The BTU type low-temperature belt dryer installed at Moser is equipped with stela's patented RecuDry technology. The heat recovery system has established itself at stela over the years and is already used in the majority of enquiries and projects: "The topic of energy is a key issue for all our customers. Our RecuDry system provides answers to questions about efficiency. More than 35% of the thermal energy demand is actively saved by our system with heat recovery," explains Latein. The evaporation capacity of the dryer at Moser is 3.5 t of water per hour. For comparison: without the RecuDry system, this value would be less than 2.2 t/hour – and that with the same heat requirement. "Of course, the investment in technology is accordingly higher. However, due to the significantly reduced energy consumption, it already pays for itself after two to three years," informs Latein.

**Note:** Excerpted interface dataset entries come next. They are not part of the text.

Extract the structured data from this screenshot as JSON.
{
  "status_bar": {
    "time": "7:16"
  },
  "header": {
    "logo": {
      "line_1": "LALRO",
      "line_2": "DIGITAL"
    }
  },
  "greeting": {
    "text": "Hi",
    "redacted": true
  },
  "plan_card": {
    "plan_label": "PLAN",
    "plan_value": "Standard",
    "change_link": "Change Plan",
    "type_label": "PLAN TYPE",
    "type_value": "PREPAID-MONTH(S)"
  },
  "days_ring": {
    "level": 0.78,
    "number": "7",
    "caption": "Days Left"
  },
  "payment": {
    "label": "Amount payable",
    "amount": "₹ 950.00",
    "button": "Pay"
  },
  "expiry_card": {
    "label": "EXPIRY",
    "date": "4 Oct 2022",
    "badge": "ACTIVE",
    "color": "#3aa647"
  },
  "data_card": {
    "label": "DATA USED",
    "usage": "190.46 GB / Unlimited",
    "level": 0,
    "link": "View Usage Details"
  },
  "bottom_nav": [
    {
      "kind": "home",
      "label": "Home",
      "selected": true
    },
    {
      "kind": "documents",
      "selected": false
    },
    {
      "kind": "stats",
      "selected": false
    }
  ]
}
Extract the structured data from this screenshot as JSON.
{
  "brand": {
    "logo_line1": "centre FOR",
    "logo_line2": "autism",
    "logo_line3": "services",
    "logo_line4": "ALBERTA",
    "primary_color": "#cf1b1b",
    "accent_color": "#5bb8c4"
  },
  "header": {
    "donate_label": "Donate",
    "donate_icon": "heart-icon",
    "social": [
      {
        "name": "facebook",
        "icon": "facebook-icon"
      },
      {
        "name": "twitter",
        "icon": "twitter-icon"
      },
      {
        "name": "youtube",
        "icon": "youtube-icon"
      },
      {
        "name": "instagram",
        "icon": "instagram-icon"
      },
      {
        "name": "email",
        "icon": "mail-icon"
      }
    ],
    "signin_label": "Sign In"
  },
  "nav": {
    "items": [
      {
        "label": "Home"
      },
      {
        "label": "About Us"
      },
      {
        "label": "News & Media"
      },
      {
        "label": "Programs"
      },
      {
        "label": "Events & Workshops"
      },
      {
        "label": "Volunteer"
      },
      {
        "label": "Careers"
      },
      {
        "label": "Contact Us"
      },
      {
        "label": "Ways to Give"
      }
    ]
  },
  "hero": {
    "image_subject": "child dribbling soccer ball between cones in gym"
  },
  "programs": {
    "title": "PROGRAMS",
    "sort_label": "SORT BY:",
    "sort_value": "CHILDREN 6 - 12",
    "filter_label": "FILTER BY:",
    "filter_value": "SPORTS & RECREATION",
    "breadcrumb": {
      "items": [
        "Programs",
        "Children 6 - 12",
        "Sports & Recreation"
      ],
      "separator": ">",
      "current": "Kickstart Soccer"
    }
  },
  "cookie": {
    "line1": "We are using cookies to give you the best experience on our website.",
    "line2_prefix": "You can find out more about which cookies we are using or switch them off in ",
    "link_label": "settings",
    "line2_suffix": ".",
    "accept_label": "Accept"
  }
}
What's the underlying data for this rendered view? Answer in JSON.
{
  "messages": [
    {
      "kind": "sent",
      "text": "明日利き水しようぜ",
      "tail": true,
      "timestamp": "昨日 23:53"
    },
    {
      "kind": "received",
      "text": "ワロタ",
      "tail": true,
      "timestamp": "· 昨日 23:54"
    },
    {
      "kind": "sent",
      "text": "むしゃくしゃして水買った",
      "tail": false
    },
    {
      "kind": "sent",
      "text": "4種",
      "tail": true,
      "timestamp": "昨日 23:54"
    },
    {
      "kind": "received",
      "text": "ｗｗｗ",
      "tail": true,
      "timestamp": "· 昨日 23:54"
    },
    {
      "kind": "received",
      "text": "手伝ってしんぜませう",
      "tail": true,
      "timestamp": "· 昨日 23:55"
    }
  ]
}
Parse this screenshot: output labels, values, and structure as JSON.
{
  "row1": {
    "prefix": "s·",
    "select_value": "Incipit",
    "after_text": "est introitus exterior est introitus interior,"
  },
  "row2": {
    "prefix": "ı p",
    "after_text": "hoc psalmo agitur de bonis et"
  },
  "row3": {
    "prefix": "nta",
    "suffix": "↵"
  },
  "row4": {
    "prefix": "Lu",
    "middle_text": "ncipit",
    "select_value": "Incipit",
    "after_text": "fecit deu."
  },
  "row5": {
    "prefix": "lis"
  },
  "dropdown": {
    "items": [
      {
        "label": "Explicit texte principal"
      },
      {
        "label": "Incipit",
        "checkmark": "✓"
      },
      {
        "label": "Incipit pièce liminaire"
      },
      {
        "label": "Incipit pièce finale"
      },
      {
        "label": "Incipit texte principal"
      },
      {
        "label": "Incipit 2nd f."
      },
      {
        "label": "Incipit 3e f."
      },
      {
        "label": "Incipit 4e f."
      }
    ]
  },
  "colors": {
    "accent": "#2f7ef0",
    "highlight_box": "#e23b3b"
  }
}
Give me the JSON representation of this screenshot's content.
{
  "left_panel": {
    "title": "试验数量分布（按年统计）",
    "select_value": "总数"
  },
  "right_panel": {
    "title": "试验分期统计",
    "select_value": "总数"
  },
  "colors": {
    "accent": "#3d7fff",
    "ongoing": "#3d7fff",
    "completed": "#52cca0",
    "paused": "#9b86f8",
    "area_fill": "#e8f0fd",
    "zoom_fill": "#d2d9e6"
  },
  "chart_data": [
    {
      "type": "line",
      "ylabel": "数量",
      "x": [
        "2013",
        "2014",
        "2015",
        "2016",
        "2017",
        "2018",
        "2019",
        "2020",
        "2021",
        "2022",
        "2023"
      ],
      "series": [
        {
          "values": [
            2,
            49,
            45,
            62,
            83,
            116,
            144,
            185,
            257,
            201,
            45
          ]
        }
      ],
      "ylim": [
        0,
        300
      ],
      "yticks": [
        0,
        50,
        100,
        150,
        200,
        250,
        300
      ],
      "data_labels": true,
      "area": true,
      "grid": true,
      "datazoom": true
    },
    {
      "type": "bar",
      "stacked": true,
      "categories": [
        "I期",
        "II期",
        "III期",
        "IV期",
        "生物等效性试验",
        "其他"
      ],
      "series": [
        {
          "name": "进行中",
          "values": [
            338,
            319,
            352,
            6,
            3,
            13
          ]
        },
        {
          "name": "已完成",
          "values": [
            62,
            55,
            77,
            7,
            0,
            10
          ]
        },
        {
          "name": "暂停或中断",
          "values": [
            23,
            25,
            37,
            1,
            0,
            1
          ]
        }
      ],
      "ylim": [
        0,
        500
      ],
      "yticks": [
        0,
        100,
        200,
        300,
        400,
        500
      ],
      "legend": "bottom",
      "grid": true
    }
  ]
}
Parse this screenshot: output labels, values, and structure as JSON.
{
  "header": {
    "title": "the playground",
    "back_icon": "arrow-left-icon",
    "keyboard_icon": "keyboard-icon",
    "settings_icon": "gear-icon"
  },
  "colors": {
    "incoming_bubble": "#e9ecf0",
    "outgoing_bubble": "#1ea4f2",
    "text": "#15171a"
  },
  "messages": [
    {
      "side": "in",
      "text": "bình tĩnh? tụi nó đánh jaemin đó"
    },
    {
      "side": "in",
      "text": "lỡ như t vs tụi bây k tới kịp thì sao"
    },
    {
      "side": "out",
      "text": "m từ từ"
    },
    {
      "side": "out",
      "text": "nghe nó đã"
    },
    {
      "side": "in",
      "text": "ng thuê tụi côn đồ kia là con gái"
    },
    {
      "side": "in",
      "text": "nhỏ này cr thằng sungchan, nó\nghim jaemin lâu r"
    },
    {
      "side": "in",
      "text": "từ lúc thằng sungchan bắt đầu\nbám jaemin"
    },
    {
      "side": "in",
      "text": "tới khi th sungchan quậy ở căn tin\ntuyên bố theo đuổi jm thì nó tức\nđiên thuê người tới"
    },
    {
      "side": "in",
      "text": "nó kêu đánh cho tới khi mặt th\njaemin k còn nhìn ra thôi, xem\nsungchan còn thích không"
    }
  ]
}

Automatic cleaning increases performance and availability
A special feature is found in Moser's raw material. Not only does the Styrian use both wood chips and sawdust in different mixing ratios – at Moser, larch wood is also added to the pellets at a rate of around 10%. In a wet hammer mill, the entire material is first homogenised before it is evenly distributed via the intermediate step wet chip silo with the help of two distribution screws on the 6.2 m wide, perforated drying belt until the set bulk thickness is achieved. Inside the belt dryer, however, there are some technical refinements: One of these is the two-module principle of the drying system. In the RecuDry module, the drying air is saturated in the rear area of the dryer and then reused in the front area with the help of the condensation module to heat up the fresh air drawn in. This circulation of the drying air through a cross-flow heat exchanger is one of the main reasons for the particularly energy-efficient operation of the entire drying systems. A unique selling point of stela is also found in condensate treatment. The condensate, which is still acidic at the beginning, is neutralised in a compact system and treated with a biocide to prevent biotic activities. A belt filter cleans the liquid from suspended matter and other impurities. The cleaned condensate is then used to clean the heat recovery modules. "This process happens fully automatically without any manual intervention. The constant cleaning of the modules significantly improves performance on the one hand and increases availability on the other, as no cleaning breaks are necessary," says Latein, aware of the advantages of the stela feature.
Source: Holzkurier Issue 26 from 29/06/2023, Text and photos by Raphael Kerschbaumer